AIM OF THE EXERCISE:
Each entry should be duplicated verbatim; its pictures should not be.

PROVIDED RECORDS:
== Segment start ==
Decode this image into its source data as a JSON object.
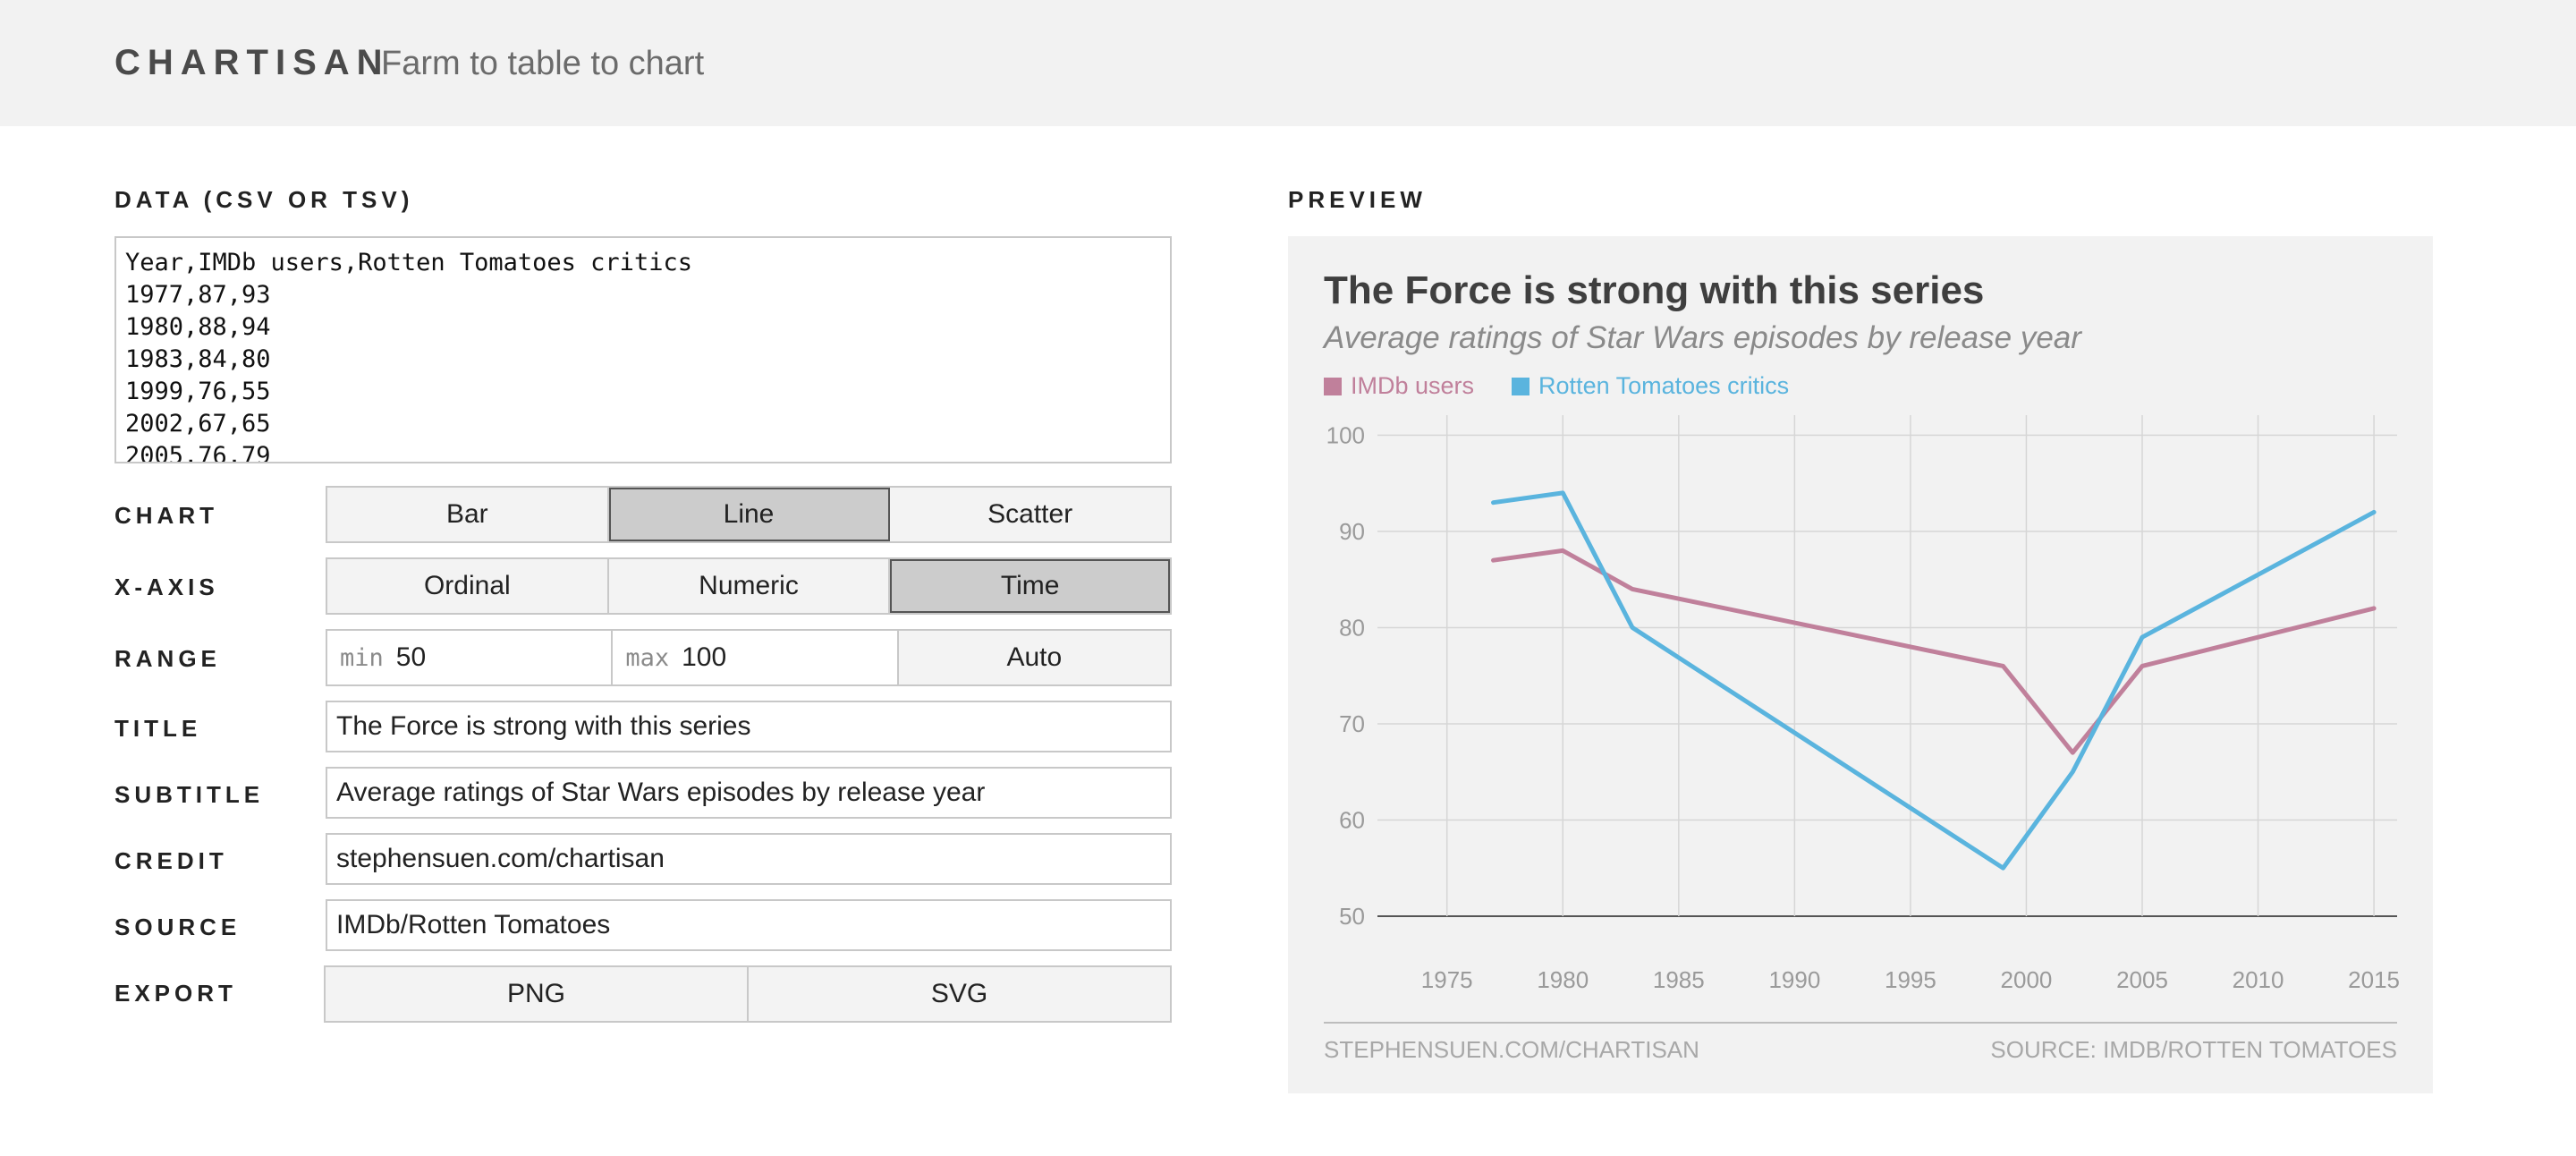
{
  "header": {
    "brand": "CHARTISAN",
    "tagline": "Farm to table to chart"
  },
  "editor": {
    "data_label": "DATA (CSV OR TSV)",
    "csv_text": "Year,IMDb users,Rotten Tomatoes critics\n1977,87,93\n1980,88,94\n1983,84,80\n1999,76,55\n2002,67,65\n2005,76,79",
    "chart_label": "CHART",
    "chart_options": [
      "Bar",
      "Line",
      "Scatter"
    ],
    "chart_selected": "Line",
    "xaxis_label": "X-AXIS",
    "xaxis_options": [
      "Ordinal",
      "Numeric",
      "Time"
    ],
    "xaxis_selected": "Time",
    "range_label": "RANGE",
    "range_min_key": "min",
    "range_min": "50",
    "range_max_key": "max",
    "range_max": "100",
    "range_auto": "Auto",
    "title_label": "TITLE",
    "title_value": "The Force is strong with this series",
    "subtitle_label": "SUBTITLE",
    "subtitle_value": "Average ratings of Star Wars episodes by release year",
    "credit_label": "CREDIT",
    "credit_value": "stephensuen.com/chartisan",
    "source_label": "SOURCE",
    "source_value": "IMDb/Rotten Tomatoes",
    "export_label": "EXPORT",
    "export_png": "PNG",
    "export_svg": "SVG"
  },
  "preview": {
    "label": "PREVIEW",
    "credit": "STEPHENSUEN.COM/CHARTISAN",
    "source": "SOURCE: IMDB/ROTTEN TOMATOES"
  },
  "colors": {
    "imdb": "#c0809b",
    "rt": "#5ab4de",
    "grid": "#d6d6d6",
    "axis": "#555555",
    "tick": "#9a9a9a"
  },
  "chart_data": {
    "type": "line",
    "title": "The Force is strong with this series",
    "subtitle": "Average ratings of Star Wars episodes by release year",
    "xlabel": "",
    "ylabel": "",
    "x": [
      1977,
      1980,
      1983,
      1999,
      2002,
      2005,
      2015
    ],
    "series": [
      {
        "name": "IMDb users",
        "values": [
          87,
          88,
          84,
          76,
          67,
          76,
          82
        ]
      },
      {
        "name": "Rotten Tomatoes critics",
        "values": [
          93,
          94,
          80,
          55,
          65,
          79,
          92
        ]
      }
    ],
    "xlim": [
      1972,
      2016
    ],
    "ylim": [
      50,
      100
    ],
    "xticks": [
      1975,
      1980,
      1985,
      1990,
      1995,
      2000,
      2005,
      2010,
      2015
    ],
    "yticks": [
      50,
      60,
      70,
      80,
      90,
      100
    ],
    "grid": true,
    "legend": "top-left"
  }
}
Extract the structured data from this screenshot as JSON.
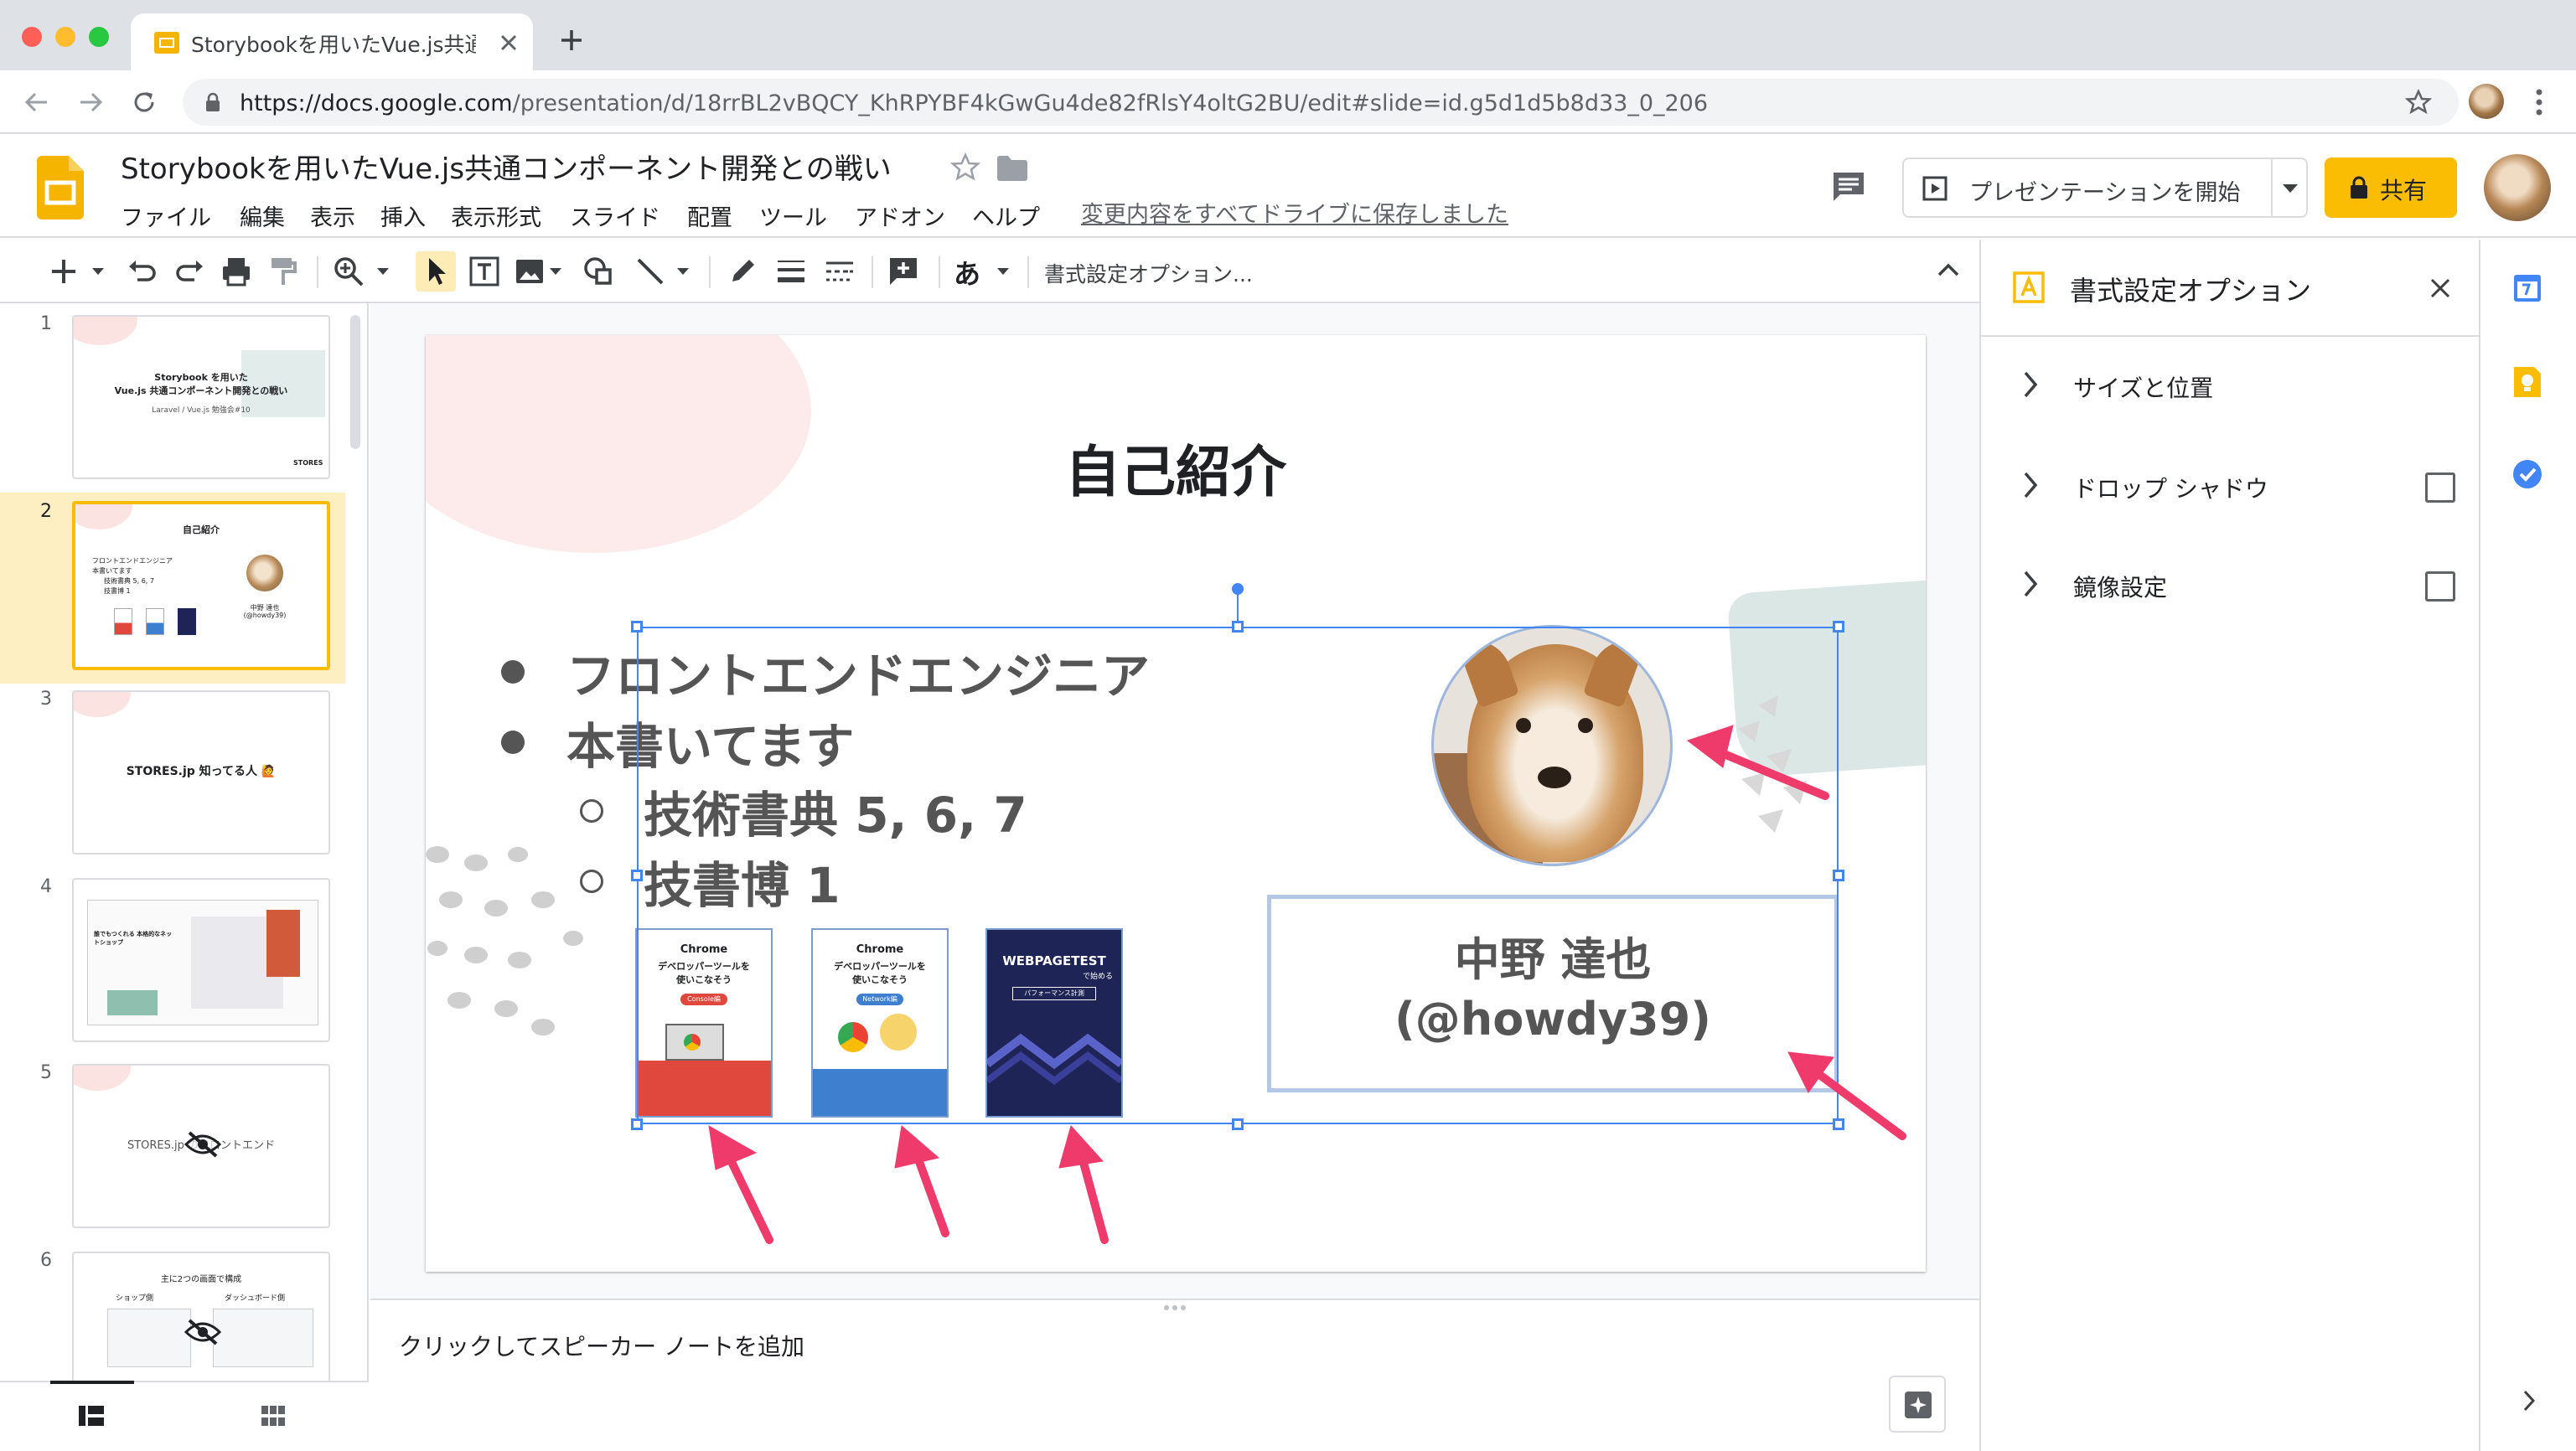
{
  "browser": {
    "tab_title": "Storybookを用いたVue.js共通コ",
    "url_host": "https://docs.google.com",
    "url_path": "/presentation/d/18rrBL2vBQCY_KhRPYBF4kGwGu4de82fRlsY4oltG2BU/edit#slide=id.g5d1d5b8d33_0_206"
  },
  "app": {
    "doc_title": "Storybookを用いたVue.js共通コンポーネント開発との戦い",
    "menus": [
      "ファイル",
      "編集",
      "表示",
      "挿入",
      "表示形式",
      "スライド",
      "配置",
      "ツール",
      "アドオン",
      "ヘルプ"
    ],
    "saved_status": "変更内容をすべてドライブに保存しました",
    "present_label": "プレゼンテーションを開始",
    "share_label": "共有"
  },
  "toolbar": {
    "format_options": "書式設定オプション...",
    "input_glyph": "あ"
  },
  "filmstrip": {
    "slides": [
      {
        "num": "1",
        "line1": "Storybook を用いた",
        "line2": "Vue.js 共通コンポーネント開発との戦い",
        "sub": "Laravel / Vue.js 勉強会#10",
        "brand": "STORES"
      },
      {
        "num": "2",
        "title": "自己紹介",
        "b1": "フロントエンドエンジニア",
        "b2": "本書いてます",
        "b3": "技術書典 5, 6, 7",
        "b4": "技書博 1",
        "name1": "中野 達也",
        "name2": "(@howdy39)"
      },
      {
        "num": "3",
        "text": "STORES.jp 知ってる人 🙋"
      },
      {
        "num": "4",
        "text": "誰でもつくれる 本格的なネットショップ"
      },
      {
        "num": "5",
        "text": "STORES.jp のフロントエンド"
      },
      {
        "num": "6",
        "title": "主に2つの画面で構成",
        "left": "ショップ側",
        "right": "ダッシュボード側"
      }
    ]
  },
  "slide": {
    "title": "自己紹介",
    "bullets": [
      {
        "level": 1,
        "text": "フロントエンドエンジニア"
      },
      {
        "level": 1,
        "text": "本書いてます"
      },
      {
        "level": 2,
        "text": "技術書典 5, 6, 7"
      },
      {
        "level": 2,
        "text": "技書博 1"
      }
    ],
    "name_line1": "中野 達也",
    "name_line2": "(@howdy39)",
    "books": [
      {
        "top": "Chrome",
        "title": "デベロッパーツールを\n使いこなそう",
        "badge": "Console編",
        "color": "#e0483e"
      },
      {
        "top": "Chrome",
        "title": "デベロッパーツールを\n使いこなそう",
        "badge": "Network編",
        "color": "#3f7fd0"
      },
      {
        "top": "WEBPAGETEST",
        "title": "で始める",
        "badge": "パフォーマンス計測",
        "color": "#1f2456"
      }
    ]
  },
  "notes": {
    "placeholder": "クリックしてスピーカー ノートを追加"
  },
  "panel": {
    "title": "書式設定オプション",
    "rows": [
      "サイズと位置",
      "ドロップ シャドウ",
      "鏡像設定"
    ]
  },
  "colors": {
    "accent": "#fbbc04",
    "selection": "#4285f4",
    "arrow": "#ef3b6b"
  }
}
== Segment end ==
OUTPUT BELOW:
Decode this image into its source data as a JSON object.
{
  "header": {
    "brand": "CHARTISAN",
    "tagline": "Farm to table to chart"
  },
  "editor": {
    "data_label": "DATA (CSV OR TSV)",
    "csv_text": "Year,IMDb users,Rotten Tomatoes critics\n1977,87,93\n1980,88,94\n1983,84,80\n1999,76,55\n2002,67,65\n2005,76,79",
    "chart_label": "CHART",
    "chart_options": [
      "Bar",
      "Line",
      "Scatter"
    ],
    "chart_selected": "Line",
    "xaxis_label": "X-AXIS",
    "xaxis_options": [
      "Ordinal",
      "Numeric",
      "Time"
    ],
    "xaxis_selected": "Time",
    "range_label": "RANGE",
    "range_min_key": "min",
    "range_min": "50",
    "range_max_key": "max",
    "range_max": "100",
    "range_auto": "Auto",
    "title_label": "TITLE",
    "title_value": "The Force is strong with this series",
    "subtitle_label": "SUBTITLE",
    "subtitle_value": "Average ratings of Star Wars episodes by release year",
    "credit_label": "CREDIT",
    "credit_value": "stephensuen.com/chartisan",
    "source_label": "SOURCE",
    "source_value": "IMDb/Rotten Tomatoes",
    "export_label": "EXPORT",
    "export_png": "PNG",
    "export_svg": "SVG"
  },
  "preview": {
    "label": "PREVIEW",
    "credit": "STEPHENSUEN.COM/CHARTISAN",
    "source": "SOURCE: IMDB/ROTTEN TOMATOES"
  },
  "colors": {
    "imdb": "#c0809b",
    "rt": "#5ab4de",
    "grid": "#d6d6d6",
    "axis": "#555555",
    "tick": "#9a9a9a"
  },
  "chart_data": {
    "type": "line",
    "title": "The Force is strong with this series",
    "subtitle": "Average ratings of Star Wars episodes by release year",
    "xlabel": "",
    "ylabel": "",
    "x": [
      1977,
      1980,
      1983,
      1999,
      2002,
      2005,
      2015
    ],
    "series": [
      {
        "name": "IMDb users",
        "values": [
          87,
          88,
          84,
          76,
          67,
          76,
          82
        ]
      },
      {
        "name": "Rotten Tomatoes critics",
        "values": [
          93,
          94,
          80,
          55,
          65,
          79,
          92
        ]
      }
    ],
    "xlim": [
      1972,
      2016
    ],
    "ylim": [
      50,
      100
    ],
    "xticks": [
      1975,
      1980,
      1985,
      1990,
      1995,
      2000,
      2005,
      2010,
      2015
    ],
    "yticks": [
      50,
      60,
      70,
      80,
      90,
      100
    ],
    "grid": true,
    "legend": "top-left"
  }
}
Extract the structured data from this screenshot as JSON.
{
  "browser": {
    "tab_title": "Storybookを用いたVue.js共通コ",
    "url_host": "https://docs.google.com",
    "url_path": "/presentation/d/18rrBL2vBQCY_KhRPYBF4kGwGu4de82fRlsY4oltG2BU/edit#slide=id.g5d1d5b8d33_0_206"
  },
  "app": {
    "doc_title": "Storybookを用いたVue.js共通コンポーネント開発との戦い",
    "menus": [
      "ファイル",
      "編集",
      "表示",
      "挿入",
      "表示形式",
      "スライド",
      "配置",
      "ツール",
      "アドオン",
      "ヘルプ"
    ],
    "saved_status": "変更内容をすべてドライブに保存しました",
    "present_label": "プレゼンテーションを開始",
    "share_label": "共有"
  },
  "toolbar": {
    "format_options": "書式設定オプション...",
    "input_glyph": "あ"
  },
  "filmstrip": {
    "slides": [
      {
        "num": "1",
        "line1": "Storybook を用いた",
        "line2": "Vue.js 共通コンポーネント開発との戦い",
        "sub": "Laravel / Vue.js 勉強会#10",
        "brand": "STORES"
      },
      {
        "num": "2",
        "title": "自己紹介",
        "b1": "フロントエンドエンジニア",
        "b2": "本書いてます",
        "b3": "技術書典 5, 6, 7",
        "b4": "技書博 1",
        "name1": "中野 達也",
        "name2": "(@howdy39)"
      },
      {
        "num": "3",
        "text": "STORES.jp 知ってる人 🙋"
      },
      {
        "num": "4",
        "text": "誰でもつくれる 本格的なネットショップ"
      },
      {
        "num": "5",
        "text": "STORES.jp のフロントエンド"
      },
      {
        "num": "6",
        "title": "主に2つの画面で構成",
        "left": "ショップ側",
        "right": "ダッシュボード側"
      }
    ]
  },
  "slide": {
    "title": "自己紹介",
    "bullets": [
      {
        "level": 1,
        "text": "フロントエンドエンジニア"
      },
      {
        "level": 1,
        "text": "本書いてます"
      },
      {
        "level": 2,
        "text": "技術書典 5, 6, 7"
      },
      {
        "level": 2,
        "text": "技書博 1"
      }
    ],
    "name_line1": "中野 達也",
    "name_line2": "(@howdy39)",
    "books": [
      {
        "top": "Chrome",
        "title": "デベロッパーツールを\n使いこなそう",
        "badge": "Console編",
        "color": "#e0483e"
      },
      {
        "top": "Chrome",
        "title": "デベロッパーツールを\n使いこなそう",
        "badge": "Network編",
        "color": "#3f7fd0"
      },
      {
        "top": "WEBPAGETEST",
        "title": "で始める",
        "badge": "パフォーマンス計測",
        "color": "#1f2456"
      }
    ]
  },
  "notes": {
    "placeholder": "クリックしてスピーカー ノートを追加"
  },
  "panel": {
    "title": "書式設定オプション",
    "rows": [
      "サイズと位置",
      "ドロップ シャドウ",
      "鏡像設定"
    ]
  },
  "colors": {
    "accent": "#fbbc04",
    "selection": "#4285f4",
    "arrow": "#ef3b6b"
  }
}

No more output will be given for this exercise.